** Collection entries **
########
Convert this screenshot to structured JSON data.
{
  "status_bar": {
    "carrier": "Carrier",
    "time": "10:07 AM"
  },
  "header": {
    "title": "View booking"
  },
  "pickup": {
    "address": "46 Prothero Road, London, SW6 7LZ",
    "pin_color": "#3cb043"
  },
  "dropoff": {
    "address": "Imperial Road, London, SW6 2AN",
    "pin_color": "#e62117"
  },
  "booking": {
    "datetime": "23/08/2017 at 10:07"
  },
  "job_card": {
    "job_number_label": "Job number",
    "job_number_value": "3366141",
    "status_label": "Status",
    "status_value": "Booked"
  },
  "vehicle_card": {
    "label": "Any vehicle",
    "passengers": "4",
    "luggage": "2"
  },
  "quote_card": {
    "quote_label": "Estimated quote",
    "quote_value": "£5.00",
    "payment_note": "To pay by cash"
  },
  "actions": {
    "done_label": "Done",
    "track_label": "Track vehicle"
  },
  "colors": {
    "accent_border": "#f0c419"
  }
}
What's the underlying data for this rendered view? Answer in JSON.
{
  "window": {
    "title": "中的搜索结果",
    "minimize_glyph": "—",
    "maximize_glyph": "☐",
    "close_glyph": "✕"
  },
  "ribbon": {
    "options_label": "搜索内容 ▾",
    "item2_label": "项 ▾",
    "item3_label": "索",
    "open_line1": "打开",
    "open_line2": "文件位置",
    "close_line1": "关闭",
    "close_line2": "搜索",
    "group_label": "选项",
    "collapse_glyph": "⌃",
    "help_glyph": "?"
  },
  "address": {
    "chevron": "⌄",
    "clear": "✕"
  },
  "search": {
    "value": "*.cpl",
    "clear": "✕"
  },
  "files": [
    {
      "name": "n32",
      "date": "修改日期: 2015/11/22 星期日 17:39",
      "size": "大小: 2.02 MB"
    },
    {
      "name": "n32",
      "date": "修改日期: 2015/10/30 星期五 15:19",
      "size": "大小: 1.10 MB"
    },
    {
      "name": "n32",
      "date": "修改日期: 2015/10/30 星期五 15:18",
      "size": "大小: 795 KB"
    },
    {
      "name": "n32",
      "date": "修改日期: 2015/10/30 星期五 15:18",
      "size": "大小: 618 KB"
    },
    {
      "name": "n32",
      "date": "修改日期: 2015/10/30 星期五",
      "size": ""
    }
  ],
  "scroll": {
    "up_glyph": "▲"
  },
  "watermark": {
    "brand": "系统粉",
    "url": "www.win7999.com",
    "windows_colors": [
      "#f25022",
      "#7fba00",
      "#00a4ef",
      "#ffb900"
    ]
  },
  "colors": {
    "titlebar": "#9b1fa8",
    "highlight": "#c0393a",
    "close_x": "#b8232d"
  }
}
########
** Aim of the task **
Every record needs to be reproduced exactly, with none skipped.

** Response below **
Convert this screenshot to structured JSON data.
{
  "status_bar": {
    "carrier": "Carrier",
    "time": "10:07 AM"
  },
  "header": {
    "title": "View booking"
  },
  "pickup": {
    "address": "46 Prothero Road, London, SW6 7LZ",
    "pin_color": "#3cb043"
  },
  "dropoff": {
    "address": "Imperial Road, London, SW6 2AN",
    "pin_color": "#e62117"
  },
  "booking": {
    "datetime": "23/08/2017 at 10:07"
  },
  "job_card": {
    "job_number_label": "Job number",
    "job_number_value": "3366141",
    "status_label": "Status",
    "status_value": "Booked"
  },
  "vehicle_card": {
    "label": "Any vehicle",
    "passengers": "4",
    "luggage": "2"
  },
  "quote_card": {
    "quote_label": "Estimated quote",
    "quote_value": "£5.00",
    "payment_note": "To pay by cash"
  },
  "actions": {
    "done_label": "Done",
    "track_label": "Track vehicle"
  },
  "colors": {
    "accent_border": "#f0c419"
  }
}
What's the underlying data for this rendered view? Answer in JSON.
{
  "window": {
    "title": "中的搜索结果",
    "minimize_glyph": "—",
    "maximize_glyph": "☐",
    "close_glyph": "✕"
  },
  "ribbon": {
    "options_label": "搜索内容 ▾",
    "item2_label": "项 ▾",
    "item3_label": "索",
    "open_line1": "打开",
    "open_line2": "文件位置",
    "close_line1": "关闭",
    "close_line2": "搜索",
    "group_label": "选项",
    "collapse_glyph": "⌃",
    "help_glyph": "?"
  },
  "address": {
    "chevron": "⌄",
    "clear": "✕"
  },
  "search": {
    "value": "*.cpl",
    "clear": "✕"
  },
  "files": [
    {
      "name": "n32",
      "date": "修改日期: 2015/11/22 星期日 17:39",
      "size": "大小: 2.02 MB"
    },
    {
      "name": "n32",
      "date": "修改日期: 2015/10/30 星期五 15:19",
      "size": "大小: 1.10 MB"
    },
    {
      "name": "n32",
      "date": "修改日期: 2015/10/30 星期五 15:18",
      "size": "大小: 795 KB"
    },
    {
      "name": "n32",
      "date": "修改日期: 2015/10/30 星期五 15:18",
      "size": "大小: 618 KB"
    },
    {
      "name": "n32",
      "date": "修改日期: 2015/10/30 星期五",
      "size": ""
    }
  ],
  "scroll": {
    "up_glyph": "▲"
  },
  "watermark": {
    "brand": "系统粉",
    "url": "www.win7999.com",
    "windows_colors": [
      "#f25022",
      "#7fba00",
      "#00a4ef",
      "#ffb900"
    ]
  },
  "colors": {
    "titlebar": "#9b1fa8",
    "highlight": "#c0393a",
    "close_x": "#b8232d"
  }
}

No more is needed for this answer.